Roche’s Actemra has become the first drug approved by US regulators specifically to treat giant cell arteritis, a form of vasculitis that results in inflammation of blood vessels.

The disease is characterised by inflammation of large and medium sized arteries predominantly in the head and neck, which impedes blood flow, causing symptoms such as severe headache, visual loss, jaw and muscular pain and possibly permanent sight loss if left untreated.

The current approach is to give high-dose steroids to reduce inflammation, but the majority of patients end up experiencing significant side effects such as osteoporosis, cataract, hypertension and type 2 diabetes mellitus because of prolonged use in a cycle of treatment and relapse.

In clinical trials, a greater proportion of patients receiving subcutaneous Actemra (tocilizumab) with standardised prednisone regimens achieved sustained remission from Week 12 through Week 52 as compared to patients receiving placebo with standardised prednisone regimens.

The cumulative prednisone dose was lower in treated patients with Actemra relative to placebo, the US Food and Drug Administration noted.

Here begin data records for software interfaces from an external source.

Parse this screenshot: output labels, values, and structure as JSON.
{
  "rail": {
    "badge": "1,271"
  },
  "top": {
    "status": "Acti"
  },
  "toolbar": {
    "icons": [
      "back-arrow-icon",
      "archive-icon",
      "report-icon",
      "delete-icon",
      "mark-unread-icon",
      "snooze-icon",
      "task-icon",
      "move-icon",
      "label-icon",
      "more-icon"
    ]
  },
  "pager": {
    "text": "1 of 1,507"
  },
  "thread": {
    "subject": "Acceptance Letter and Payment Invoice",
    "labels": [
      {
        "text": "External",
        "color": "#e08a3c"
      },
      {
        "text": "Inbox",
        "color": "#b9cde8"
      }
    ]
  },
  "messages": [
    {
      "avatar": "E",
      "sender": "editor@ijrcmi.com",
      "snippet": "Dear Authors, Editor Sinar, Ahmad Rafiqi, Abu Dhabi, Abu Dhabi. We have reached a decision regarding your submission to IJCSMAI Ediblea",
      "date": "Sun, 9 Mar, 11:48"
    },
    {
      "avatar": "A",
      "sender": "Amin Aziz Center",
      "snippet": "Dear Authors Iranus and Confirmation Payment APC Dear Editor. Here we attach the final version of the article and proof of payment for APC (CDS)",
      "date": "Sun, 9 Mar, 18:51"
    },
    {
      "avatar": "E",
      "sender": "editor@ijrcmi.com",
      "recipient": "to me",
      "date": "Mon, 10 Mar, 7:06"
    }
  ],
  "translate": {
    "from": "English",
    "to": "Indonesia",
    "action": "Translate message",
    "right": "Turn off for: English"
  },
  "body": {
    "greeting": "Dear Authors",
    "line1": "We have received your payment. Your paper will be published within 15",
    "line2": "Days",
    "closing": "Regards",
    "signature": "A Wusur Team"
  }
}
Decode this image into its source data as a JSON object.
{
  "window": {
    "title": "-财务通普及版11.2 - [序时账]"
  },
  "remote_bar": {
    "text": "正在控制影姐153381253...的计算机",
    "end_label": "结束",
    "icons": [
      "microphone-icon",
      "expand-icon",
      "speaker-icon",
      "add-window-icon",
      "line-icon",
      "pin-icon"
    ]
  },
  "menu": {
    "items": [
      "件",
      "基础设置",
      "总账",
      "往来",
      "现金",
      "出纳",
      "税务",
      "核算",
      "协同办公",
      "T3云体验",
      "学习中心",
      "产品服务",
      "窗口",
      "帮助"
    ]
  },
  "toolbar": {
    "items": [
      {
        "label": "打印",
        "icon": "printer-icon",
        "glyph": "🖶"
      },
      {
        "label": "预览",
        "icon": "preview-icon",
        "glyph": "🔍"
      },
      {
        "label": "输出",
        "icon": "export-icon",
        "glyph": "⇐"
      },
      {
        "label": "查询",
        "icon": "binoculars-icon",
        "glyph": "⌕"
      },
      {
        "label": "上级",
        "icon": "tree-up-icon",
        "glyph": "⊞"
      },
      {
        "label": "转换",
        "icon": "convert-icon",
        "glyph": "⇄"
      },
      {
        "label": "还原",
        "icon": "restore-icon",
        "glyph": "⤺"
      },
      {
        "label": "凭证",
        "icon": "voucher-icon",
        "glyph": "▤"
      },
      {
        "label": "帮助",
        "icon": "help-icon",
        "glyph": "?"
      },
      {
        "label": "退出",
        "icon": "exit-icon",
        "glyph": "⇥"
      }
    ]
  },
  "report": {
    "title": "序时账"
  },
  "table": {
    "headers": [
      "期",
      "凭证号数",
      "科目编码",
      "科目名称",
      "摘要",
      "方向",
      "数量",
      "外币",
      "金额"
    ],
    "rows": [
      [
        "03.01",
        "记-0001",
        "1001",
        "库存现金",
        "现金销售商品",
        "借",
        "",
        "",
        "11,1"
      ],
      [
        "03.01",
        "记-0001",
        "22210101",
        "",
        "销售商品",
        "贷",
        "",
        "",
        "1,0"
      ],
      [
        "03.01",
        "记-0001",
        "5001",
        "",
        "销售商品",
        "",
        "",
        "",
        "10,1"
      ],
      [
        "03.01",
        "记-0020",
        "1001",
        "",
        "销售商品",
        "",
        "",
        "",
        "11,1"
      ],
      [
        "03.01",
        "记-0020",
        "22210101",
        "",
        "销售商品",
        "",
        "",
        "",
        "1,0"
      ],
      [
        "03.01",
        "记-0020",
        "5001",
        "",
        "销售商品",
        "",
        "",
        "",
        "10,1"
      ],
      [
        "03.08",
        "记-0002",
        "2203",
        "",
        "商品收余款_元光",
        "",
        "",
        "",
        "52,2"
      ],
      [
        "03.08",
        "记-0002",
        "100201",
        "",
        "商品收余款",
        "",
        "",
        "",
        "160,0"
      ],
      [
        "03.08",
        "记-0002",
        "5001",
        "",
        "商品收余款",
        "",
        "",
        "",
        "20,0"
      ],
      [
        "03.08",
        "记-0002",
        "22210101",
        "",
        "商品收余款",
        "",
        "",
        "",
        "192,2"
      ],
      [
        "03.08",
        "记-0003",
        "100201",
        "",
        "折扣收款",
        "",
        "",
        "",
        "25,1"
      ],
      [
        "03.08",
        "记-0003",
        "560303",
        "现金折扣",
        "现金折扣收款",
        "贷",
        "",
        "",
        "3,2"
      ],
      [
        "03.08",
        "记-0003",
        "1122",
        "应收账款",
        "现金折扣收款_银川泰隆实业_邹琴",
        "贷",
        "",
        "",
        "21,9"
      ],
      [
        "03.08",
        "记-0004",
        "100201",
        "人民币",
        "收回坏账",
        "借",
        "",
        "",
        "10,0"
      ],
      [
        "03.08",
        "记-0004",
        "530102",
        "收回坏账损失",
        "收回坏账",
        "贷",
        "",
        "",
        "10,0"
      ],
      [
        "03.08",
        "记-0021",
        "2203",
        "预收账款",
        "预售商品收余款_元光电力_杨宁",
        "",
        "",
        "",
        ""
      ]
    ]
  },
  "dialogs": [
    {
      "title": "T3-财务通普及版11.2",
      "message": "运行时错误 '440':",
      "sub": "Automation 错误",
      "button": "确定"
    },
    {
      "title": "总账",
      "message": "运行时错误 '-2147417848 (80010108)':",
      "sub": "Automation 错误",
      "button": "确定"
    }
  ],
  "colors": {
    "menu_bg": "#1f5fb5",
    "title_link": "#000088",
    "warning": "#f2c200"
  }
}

However, the drug does carry a Boxed Warning for serious infections and, as such, live vaccines should be avoided in patients being treated with it. Also, hypersensitivity reactions, including anaphylaxis and death, have occurred, and laboratory monitoring is recommended due to potential consequences of treatment-related changes in neutrophils, platelets, lipids and liver function tests, the regulator said.

Subcutaneous Actemra has already picked up a green light to treat moderate to severely active rheumatoid arthritis, while an intravenous formulations of the drug is cleared for moderate to severely active rheumatoid arthritis, systemic juvenile idiopathic arthritis and polyarticular juvenile idiopathic arthritis.